◆ Assigned task
Determine how many of the lines below include "title", then respond with that number and no other text.

Element data from apps and pages
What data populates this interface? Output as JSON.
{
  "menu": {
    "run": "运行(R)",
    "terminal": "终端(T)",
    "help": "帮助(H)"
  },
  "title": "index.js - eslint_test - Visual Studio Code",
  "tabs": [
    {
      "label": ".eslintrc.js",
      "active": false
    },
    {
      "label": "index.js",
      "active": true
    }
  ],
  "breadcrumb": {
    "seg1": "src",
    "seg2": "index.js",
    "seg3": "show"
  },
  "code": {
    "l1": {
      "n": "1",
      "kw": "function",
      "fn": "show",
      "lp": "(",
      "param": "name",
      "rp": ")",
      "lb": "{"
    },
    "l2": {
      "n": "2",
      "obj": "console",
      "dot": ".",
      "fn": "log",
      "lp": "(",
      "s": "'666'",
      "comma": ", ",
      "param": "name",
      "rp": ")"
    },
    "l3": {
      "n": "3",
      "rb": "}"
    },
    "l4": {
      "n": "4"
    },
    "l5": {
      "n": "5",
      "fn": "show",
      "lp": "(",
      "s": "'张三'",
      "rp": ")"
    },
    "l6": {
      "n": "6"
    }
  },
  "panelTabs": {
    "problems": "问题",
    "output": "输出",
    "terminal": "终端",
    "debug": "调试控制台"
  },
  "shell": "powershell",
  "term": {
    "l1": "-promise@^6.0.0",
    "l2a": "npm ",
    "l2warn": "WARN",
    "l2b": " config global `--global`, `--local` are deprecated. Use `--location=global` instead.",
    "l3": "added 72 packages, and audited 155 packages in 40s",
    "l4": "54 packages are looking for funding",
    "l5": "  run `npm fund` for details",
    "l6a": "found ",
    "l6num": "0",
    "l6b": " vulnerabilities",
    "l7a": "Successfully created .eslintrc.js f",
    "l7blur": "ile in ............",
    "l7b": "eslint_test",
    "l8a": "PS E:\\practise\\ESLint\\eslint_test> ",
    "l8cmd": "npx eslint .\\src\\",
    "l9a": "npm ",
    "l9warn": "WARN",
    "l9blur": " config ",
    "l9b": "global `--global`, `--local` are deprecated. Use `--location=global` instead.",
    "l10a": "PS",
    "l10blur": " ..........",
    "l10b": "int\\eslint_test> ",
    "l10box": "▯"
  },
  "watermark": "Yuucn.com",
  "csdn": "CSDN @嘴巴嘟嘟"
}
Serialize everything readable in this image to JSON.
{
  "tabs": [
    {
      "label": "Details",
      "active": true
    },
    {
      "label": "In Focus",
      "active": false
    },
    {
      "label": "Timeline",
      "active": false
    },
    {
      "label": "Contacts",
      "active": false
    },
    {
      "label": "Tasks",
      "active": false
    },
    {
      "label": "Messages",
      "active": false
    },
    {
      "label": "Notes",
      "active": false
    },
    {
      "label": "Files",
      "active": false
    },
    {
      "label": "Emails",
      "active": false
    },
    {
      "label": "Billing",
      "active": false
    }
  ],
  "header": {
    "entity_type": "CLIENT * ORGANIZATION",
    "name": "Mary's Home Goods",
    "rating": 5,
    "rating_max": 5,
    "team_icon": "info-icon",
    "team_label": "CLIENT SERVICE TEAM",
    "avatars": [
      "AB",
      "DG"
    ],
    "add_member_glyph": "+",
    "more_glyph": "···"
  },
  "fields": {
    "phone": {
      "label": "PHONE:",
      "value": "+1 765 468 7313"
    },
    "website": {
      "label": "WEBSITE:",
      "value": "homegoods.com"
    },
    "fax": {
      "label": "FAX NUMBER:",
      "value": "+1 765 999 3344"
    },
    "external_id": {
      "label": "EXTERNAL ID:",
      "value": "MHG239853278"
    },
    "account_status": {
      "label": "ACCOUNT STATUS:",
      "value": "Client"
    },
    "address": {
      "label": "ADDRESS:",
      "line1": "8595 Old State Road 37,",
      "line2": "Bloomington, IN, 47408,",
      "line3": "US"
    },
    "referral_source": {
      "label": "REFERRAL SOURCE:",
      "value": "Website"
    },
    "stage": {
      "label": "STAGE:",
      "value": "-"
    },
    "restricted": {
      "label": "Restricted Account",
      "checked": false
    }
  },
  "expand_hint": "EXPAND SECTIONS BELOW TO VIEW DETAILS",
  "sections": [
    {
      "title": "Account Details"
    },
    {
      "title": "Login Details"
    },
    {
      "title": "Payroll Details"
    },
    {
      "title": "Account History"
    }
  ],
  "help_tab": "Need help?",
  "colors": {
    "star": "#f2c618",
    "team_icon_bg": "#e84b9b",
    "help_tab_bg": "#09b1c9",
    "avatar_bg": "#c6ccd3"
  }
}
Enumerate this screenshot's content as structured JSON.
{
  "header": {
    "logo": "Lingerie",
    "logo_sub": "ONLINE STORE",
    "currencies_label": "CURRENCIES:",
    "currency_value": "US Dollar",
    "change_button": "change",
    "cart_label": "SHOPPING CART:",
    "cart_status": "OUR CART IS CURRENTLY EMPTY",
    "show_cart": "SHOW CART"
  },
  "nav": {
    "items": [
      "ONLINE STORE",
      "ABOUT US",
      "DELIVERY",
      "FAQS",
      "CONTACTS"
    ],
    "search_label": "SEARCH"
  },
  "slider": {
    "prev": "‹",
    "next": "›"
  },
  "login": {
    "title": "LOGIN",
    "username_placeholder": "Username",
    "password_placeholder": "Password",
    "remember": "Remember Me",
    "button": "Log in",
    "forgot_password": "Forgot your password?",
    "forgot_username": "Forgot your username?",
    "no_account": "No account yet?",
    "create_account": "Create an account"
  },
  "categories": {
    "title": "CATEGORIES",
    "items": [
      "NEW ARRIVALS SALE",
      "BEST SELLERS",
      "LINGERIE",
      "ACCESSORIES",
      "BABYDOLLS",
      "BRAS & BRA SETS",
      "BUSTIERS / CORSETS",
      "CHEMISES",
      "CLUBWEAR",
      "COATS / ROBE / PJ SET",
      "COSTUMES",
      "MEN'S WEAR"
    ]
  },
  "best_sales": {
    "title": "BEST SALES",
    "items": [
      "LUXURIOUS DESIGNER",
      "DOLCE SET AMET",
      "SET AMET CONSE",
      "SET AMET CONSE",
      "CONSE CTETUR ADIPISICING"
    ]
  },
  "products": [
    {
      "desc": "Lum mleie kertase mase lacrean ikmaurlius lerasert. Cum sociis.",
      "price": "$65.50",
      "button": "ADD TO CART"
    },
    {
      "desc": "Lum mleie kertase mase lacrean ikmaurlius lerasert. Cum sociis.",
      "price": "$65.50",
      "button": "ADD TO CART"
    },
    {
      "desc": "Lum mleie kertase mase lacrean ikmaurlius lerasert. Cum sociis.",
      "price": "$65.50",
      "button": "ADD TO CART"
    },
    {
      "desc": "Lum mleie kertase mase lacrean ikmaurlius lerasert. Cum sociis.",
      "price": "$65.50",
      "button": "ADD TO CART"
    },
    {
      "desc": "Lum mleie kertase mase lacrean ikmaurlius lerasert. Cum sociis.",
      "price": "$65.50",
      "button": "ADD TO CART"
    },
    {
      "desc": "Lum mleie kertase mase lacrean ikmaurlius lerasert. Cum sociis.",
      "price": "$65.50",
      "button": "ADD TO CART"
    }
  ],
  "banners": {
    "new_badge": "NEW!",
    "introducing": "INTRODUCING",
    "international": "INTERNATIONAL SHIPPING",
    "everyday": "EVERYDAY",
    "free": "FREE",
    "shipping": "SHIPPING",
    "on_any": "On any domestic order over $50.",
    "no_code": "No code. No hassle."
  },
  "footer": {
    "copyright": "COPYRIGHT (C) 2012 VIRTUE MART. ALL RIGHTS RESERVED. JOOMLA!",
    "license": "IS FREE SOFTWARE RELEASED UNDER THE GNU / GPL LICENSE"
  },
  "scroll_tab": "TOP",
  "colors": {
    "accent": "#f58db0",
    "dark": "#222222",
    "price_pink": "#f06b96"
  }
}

◆ Solution to the problem
8